The excitement and tension mount, as seductive Catwoman plays against stolid Batman. You’ve often mentioned the important dynamic of scenes where two performers share energy. Deforest Kelly, for example, had none in “Star Trek.” Cummings sometimes sucked the life out of a scene with his condescending smirks. Adam by contrast, is effectively reacting; he’s struggling with his composure. He becomes more upright with every provocative and liquid position Catwoman assumes. And every position she assumes works with the script. She goes frontal, then she does the reverse, and the word “happiness,” well, there are thousands upon thousands of screen-caps of THAT moment on blogs and Facebook pages. Or as Lee modestly admitted, there was NO way she could fill the curves of a Catwoman outfit the way you did.

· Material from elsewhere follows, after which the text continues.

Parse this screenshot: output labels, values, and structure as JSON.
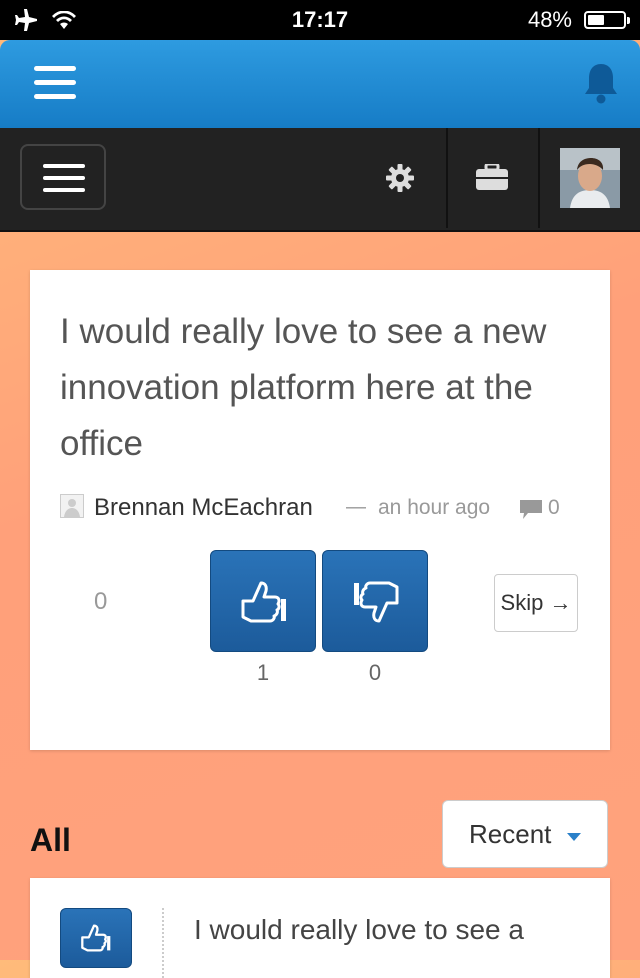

I liked the ebb and flow of this battle, and how the viewers are even seduced into thinking this lady is gaga over Batman. Huh? “I thought you’d be dead by now!” So, this was all a trick and she was getting close to him to poison him! Once this cat is out of the bag, seduction gives way to all-out war, with Catwoman’s threat of a cat-form of karate. We think it’s entirely possible that, like the lithe cheetah or even the ocelot, the clawed Catwoman might have a chance to take down her foe. This is countered by Batman’s declaration that cat-Karate only works as a counter-attack, so he won’t attack. And voila, the covers come off and the henchmen are the next chess move. It’s all very, very clever in the writing. The writer in inspired because he knows who will be acting his scene.
The scene is compact and self-contained, and shows the best of the participants, and why, 50 years later, it still maintains an enthusiastic audience. People cherish many familiar clips. Oh, Mary Astor trying to persuade and flirt her way out of trouble with Humphrey Bogart, only to have Bogart waver slightly but affirm “You’re going over…maybe I’ll have some rotten nights…” This Batman scene is very much a “classic” like that. It’s conflict, it’s complicated, and it’s got the magic that comes from all the forces aligning just right: writer, director and performers

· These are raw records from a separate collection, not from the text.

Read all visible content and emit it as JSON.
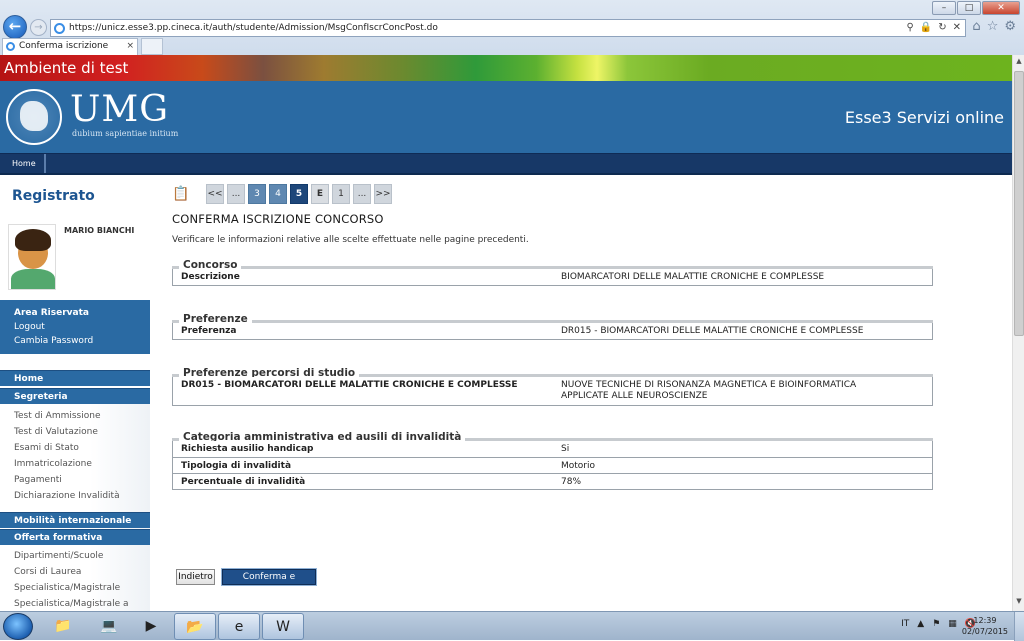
{
  "browser": {
    "url": "https://unicz.esse3.pp.cineca.it/auth/studente/Admission/MsgConfIscrConcPost.do",
    "tab_title": "Conferma iscrizione conco...",
    "window_buttons": [
      "–",
      "□",
      "✕"
    ]
  },
  "site": {
    "test_banner": "Ambiente di test",
    "logo_text": "UMG",
    "logo_motto": "dubium sapientiae initium",
    "service_name": "Esse3 Servizi online",
    "topnav_home": "Home"
  },
  "sidebar": {
    "title": "Registrato",
    "user_name": "MARIO BIANCHI",
    "area": {
      "title": "Area Riservata",
      "logout": "Logout",
      "change_password": "Cambia Password"
    },
    "home": "Home",
    "segreteria": {
      "title": "Segreteria",
      "items": [
        "Test di Ammissione",
        "Test di Valutazione",
        "Esami di Stato",
        "Immatricolazione",
        "Pagamenti",
        "Dichiarazione Invalidità"
      ]
    },
    "mobilita": "Mobilità internazionale",
    "offerta": {
      "title": "Offerta formativa",
      "items": [
        "Dipartimenti/Scuole",
        "Corsi di Laurea",
        "Specialistica/Magistrale",
        "Specialistica/Magistrale a"
      ]
    }
  },
  "pager": {
    "icon": "page-icon",
    "items": [
      {
        "label": "<<",
        "state": "nav"
      },
      {
        "label": "...",
        "state": "nav"
      },
      {
        "label": "3",
        "state": "done"
      },
      {
        "label": "4",
        "state": "done"
      },
      {
        "label": "5",
        "state": "current"
      },
      {
        "label": "E",
        "state": "e"
      },
      {
        "label": "1",
        "state": "nav"
      },
      {
        "label": "...",
        "state": "nav"
      },
      {
        "label": ">>",
        "state": "nav"
      }
    ]
  },
  "main": {
    "title": "CONFERMA ISCRIZIONE CONCORSO",
    "intro": "Verificare le informazioni relative alle scelte effettuate nelle pagine precedenti.",
    "concorso": {
      "legend": "Concorso",
      "label": "Descrizione",
      "value": "BIOMARCATORI DELLE MALATTIE CRONICHE E COMPLESSE"
    },
    "preferenze": {
      "legend": "Preferenze",
      "label": "Preferenza",
      "value": "DR015 - BIOMARCATORI DELLE MALATTIE CRONICHE E COMPLESSE"
    },
    "percorsi": {
      "legend": "Preferenze percorsi di studio",
      "label": "DR015 - BIOMARCATORI DELLE MALATTIE CRONICHE E COMPLESSE",
      "value": "NUOVE TECNICHE DI RISONANZA MAGNETICA E BIOINFORMATICA APPLICATE ALLE NEUROSCIENZE"
    },
    "categoria": {
      "legend": "Categoria amministrativa ed ausili di invalidità",
      "rows": [
        {
          "label": "Richiesta ausilio handicap",
          "value": "Si"
        },
        {
          "label": "Tipologia di invalidità",
          "value": "Motorio"
        },
        {
          "label": "Percentuale di invalidità",
          "value": "78%"
        }
      ]
    },
    "buttons": {
      "back": "Indietro",
      "confirm": "Conferma e prosegui"
    }
  },
  "taskbar": {
    "language": "IT",
    "time": "12:39",
    "date": "02/07/2015"
  }
}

A brilliant choice, isolating this Bat-moment. It looks easy, and anyone can instantly enjoy it, but it is such art, that it can be savored again and again. Some of us can be moved to analyze it, and write many paragraphs about it, which is a testament to its greatness. It’s just as much of a testament when some who watch can only say “WOW!”